App and web page records
# # # # #
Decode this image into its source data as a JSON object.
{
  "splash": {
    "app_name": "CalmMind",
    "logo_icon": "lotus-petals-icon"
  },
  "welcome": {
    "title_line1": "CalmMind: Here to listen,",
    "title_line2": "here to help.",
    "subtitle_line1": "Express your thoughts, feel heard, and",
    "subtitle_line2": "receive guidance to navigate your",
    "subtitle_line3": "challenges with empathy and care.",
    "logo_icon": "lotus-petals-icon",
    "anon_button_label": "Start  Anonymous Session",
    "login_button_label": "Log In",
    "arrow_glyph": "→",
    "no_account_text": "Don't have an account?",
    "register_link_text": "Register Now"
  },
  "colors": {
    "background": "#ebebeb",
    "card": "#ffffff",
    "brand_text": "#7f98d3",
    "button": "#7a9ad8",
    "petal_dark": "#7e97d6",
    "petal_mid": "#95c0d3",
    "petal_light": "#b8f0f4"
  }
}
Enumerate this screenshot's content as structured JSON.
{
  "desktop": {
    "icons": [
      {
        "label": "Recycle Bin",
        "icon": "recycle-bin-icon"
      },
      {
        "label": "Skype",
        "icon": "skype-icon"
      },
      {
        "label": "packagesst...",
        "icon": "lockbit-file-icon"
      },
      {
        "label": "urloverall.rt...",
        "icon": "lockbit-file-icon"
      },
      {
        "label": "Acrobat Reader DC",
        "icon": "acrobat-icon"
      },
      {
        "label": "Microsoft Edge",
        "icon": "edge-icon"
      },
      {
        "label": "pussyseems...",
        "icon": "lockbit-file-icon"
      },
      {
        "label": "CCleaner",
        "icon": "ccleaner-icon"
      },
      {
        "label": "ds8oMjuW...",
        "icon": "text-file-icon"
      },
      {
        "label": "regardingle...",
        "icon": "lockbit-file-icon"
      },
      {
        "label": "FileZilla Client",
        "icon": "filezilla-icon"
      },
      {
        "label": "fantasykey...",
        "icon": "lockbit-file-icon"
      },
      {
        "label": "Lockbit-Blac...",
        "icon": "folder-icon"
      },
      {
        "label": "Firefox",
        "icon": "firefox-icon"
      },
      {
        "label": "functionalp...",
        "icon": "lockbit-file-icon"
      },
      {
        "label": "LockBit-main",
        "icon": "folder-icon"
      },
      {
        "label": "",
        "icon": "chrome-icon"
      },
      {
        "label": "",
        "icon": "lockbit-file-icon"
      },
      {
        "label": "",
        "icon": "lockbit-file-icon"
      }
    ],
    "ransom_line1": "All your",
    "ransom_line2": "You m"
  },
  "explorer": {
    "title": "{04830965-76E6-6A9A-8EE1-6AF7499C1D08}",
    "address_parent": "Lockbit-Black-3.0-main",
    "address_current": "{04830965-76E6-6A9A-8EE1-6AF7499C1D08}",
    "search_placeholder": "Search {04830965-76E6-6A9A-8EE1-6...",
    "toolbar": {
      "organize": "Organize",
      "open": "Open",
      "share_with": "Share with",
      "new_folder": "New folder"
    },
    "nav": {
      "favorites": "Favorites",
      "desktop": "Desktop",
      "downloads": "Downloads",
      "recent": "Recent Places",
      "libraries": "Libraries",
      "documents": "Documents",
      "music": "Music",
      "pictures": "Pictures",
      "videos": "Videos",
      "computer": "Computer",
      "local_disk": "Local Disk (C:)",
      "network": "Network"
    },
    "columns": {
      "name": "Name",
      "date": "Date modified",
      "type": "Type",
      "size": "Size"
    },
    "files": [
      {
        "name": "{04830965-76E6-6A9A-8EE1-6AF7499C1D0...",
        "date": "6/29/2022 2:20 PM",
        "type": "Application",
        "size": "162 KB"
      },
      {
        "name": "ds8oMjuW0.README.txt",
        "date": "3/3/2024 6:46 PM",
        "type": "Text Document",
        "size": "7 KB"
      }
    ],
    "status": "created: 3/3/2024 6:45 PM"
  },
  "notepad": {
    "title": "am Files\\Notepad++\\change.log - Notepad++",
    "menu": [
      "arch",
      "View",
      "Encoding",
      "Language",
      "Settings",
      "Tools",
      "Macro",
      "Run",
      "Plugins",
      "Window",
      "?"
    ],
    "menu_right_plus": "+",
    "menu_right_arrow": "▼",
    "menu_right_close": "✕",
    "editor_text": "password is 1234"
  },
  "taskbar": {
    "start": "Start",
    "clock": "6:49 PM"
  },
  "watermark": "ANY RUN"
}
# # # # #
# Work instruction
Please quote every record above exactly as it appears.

# Your solution
Decode this image into its source data as a JSON object.
{
  "splash": {
    "app_name": "CalmMind",
    "logo_icon": "lotus-petals-icon"
  },
  "welcome": {
    "title_line1": "CalmMind: Here to listen,",
    "title_line2": "here to help.",
    "subtitle_line1": "Express your thoughts, feel heard, and",
    "subtitle_line2": "receive guidance to navigate your",
    "subtitle_line3": "challenges with empathy and care.",
    "logo_icon": "lotus-petals-icon",
    "anon_button_label": "Start  Anonymous Session",
    "login_button_label": "Log In",
    "arrow_glyph": "→",
    "no_account_text": "Don't have an account?",
    "register_link_text": "Register Now"
  },
  "colors": {
    "background": "#ebebeb",
    "card": "#ffffff",
    "brand_text": "#7f98d3",
    "button": "#7a9ad8",
    "petal_dark": "#7e97d6",
    "petal_mid": "#95c0d3",
    "petal_light": "#b8f0f4"
  }
}
Enumerate this screenshot's content as structured JSON.
{
  "desktop": {
    "icons": [
      {
        "label": "Recycle Bin",
        "icon": "recycle-bin-icon"
      },
      {
        "label": "Skype",
        "icon": "skype-icon"
      },
      {
        "label": "packagesst...",
        "icon": "lockbit-file-icon"
      },
      {
        "label": "urloverall.rt...",
        "icon": "lockbit-file-icon"
      },
      {
        "label": "Acrobat Reader DC",
        "icon": "acrobat-icon"
      },
      {
        "label": "Microsoft Edge",
        "icon": "edge-icon"
      },
      {
        "label": "pussyseems...",
        "icon": "lockbit-file-icon"
      },
      {
        "label": "CCleaner",
        "icon": "ccleaner-icon"
      },
      {
        "label": "ds8oMjuW...",
        "icon": "text-file-icon"
      },
      {
        "label": "regardingle...",
        "icon": "lockbit-file-icon"
      },
      {
        "label": "FileZilla Client",
        "icon": "filezilla-icon"
      },
      {
        "label": "fantasykey...",
        "icon": "lockbit-file-icon"
      },
      {
        "label": "Lockbit-Blac...",
        "icon": "folder-icon"
      },
      {
        "label": "Firefox",
        "icon": "firefox-icon"
      },
      {
        "label": "functionalp...",
        "icon": "lockbit-file-icon"
      },
      {
        "label": "LockBit-main",
        "icon": "folder-icon"
      },
      {
        "label": "",
        "icon": "chrome-icon"
      },
      {
        "label": "",
        "icon": "lockbit-file-icon"
      },
      {
        "label": "",
        "icon": "lockbit-file-icon"
      }
    ],
    "ransom_line1": "All your",
    "ransom_line2": "You m"
  },
  "explorer": {
    "title": "{04830965-76E6-6A9A-8EE1-6AF7499C1D08}",
    "address_parent": "Lockbit-Black-3.0-main",
    "address_current": "{04830965-76E6-6A9A-8EE1-6AF7499C1D08}",
    "search_placeholder": "Search {04830965-76E6-6A9A-8EE1-6...",
    "toolbar": {
      "organize": "Organize",
      "open": "Open",
      "share_with": "Share with",
      "new_folder": "New folder"
    },
    "nav": {
      "favorites": "Favorites",
      "desktop": "Desktop",
      "downloads": "Downloads",
      "recent": "Recent Places",
      "libraries": "Libraries",
      "documents": "Documents",
      "music": "Music",
      "pictures": "Pictures",
      "videos": "Videos",
      "computer": "Computer",
      "local_disk": "Local Disk (C:)",
      "network": "Network"
    },
    "columns": {
      "name": "Name",
      "date": "Date modified",
      "type": "Type",
      "size": "Size"
    },
    "files": [
      {
        "name": "{04830965-76E6-6A9A-8EE1-6AF7499C1D0...",
        "date": "6/29/2022 2:20 PM",
        "type": "Application",
        "size": "162 KB"
      },
      {
        "name": "ds8oMjuW0.README.txt",
        "date": "3/3/2024 6:46 PM",
        "type": "Text Document",
        "size": "7 KB"
      }
    ],
    "status": "created: 3/3/2024 6:45 PM"
  },
  "notepad": {
    "title": "am Files\\Notepad++\\change.log - Notepad++",
    "menu": [
      "arch",
      "View",
      "Encoding",
      "Language",
      "Settings",
      "Tools",
      "Macro",
      "Run",
      "Plugins",
      "Window",
      "?"
    ],
    "menu_right_plus": "+",
    "menu_right_arrow": "▼",
    "menu_right_close": "✕",
    "editor_text": "password is 1234"
  },
  "taskbar": {
    "start": "Start",
    "clock": "6:49 PM"
  },
  "watermark": "ANY RUN"
}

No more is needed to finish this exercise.